::: Dataset records :::

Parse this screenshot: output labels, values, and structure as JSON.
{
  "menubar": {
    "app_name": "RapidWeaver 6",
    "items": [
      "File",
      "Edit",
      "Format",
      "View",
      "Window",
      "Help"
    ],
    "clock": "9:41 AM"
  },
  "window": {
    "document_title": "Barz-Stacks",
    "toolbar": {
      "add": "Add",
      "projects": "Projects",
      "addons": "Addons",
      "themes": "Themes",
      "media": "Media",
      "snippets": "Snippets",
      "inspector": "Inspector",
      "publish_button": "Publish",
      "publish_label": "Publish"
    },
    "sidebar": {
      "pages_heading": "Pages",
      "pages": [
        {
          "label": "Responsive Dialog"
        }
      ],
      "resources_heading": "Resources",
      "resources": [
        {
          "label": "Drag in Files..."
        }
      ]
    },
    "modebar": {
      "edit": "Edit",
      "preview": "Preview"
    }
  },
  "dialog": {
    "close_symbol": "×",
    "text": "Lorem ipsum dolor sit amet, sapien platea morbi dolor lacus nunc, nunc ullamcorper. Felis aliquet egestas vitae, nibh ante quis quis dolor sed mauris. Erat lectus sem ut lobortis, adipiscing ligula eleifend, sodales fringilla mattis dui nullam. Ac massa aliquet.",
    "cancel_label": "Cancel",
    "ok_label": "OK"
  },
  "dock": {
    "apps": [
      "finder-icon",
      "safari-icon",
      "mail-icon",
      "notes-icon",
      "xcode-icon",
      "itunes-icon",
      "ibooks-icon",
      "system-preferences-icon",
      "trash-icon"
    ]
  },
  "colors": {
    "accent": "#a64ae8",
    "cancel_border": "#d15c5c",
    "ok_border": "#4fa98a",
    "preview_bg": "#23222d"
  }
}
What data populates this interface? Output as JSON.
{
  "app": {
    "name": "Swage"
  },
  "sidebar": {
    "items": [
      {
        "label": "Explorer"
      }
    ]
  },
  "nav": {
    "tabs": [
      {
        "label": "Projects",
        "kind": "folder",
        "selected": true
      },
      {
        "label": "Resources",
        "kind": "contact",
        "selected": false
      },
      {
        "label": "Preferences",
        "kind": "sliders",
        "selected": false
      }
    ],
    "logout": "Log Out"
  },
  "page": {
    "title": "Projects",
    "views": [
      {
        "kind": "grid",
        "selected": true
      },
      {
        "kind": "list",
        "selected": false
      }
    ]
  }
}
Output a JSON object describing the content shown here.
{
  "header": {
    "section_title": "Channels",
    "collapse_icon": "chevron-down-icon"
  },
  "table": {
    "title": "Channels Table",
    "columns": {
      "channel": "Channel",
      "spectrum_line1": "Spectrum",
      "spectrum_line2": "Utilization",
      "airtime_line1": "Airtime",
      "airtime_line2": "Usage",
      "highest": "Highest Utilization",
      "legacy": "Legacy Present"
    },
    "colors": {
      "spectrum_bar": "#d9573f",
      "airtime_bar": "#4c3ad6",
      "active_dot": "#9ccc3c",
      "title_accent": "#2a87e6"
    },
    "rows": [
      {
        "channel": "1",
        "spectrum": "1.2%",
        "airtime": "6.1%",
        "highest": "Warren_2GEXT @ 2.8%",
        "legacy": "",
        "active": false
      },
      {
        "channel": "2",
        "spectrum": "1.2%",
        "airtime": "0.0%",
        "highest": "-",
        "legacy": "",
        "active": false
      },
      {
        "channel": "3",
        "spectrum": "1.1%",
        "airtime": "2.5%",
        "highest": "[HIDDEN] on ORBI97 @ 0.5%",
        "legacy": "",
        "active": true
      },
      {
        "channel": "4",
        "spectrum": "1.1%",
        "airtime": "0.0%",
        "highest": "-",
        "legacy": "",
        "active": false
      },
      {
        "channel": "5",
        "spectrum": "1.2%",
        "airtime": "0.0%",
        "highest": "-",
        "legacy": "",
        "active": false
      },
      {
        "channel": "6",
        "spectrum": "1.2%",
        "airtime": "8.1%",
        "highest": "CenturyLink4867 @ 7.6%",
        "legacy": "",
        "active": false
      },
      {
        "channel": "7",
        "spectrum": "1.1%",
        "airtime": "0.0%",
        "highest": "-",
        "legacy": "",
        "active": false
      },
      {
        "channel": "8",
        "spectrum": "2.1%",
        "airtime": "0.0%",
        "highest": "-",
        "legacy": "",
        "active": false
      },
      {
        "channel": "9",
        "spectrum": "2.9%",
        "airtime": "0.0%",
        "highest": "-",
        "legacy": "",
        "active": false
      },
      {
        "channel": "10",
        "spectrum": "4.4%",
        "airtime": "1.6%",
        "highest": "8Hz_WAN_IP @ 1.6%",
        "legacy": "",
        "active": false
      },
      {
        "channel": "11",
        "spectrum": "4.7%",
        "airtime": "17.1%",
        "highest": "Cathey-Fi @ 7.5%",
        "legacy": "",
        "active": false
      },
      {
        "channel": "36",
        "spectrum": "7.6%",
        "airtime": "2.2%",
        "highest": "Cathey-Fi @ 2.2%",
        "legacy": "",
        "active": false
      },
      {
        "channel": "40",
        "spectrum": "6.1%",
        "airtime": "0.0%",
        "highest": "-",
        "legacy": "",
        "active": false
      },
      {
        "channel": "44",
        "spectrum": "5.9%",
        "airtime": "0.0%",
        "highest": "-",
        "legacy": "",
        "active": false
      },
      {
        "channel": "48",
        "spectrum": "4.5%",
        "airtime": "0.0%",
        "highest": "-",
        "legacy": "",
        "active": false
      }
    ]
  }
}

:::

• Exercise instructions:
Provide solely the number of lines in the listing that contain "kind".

• Response area:
5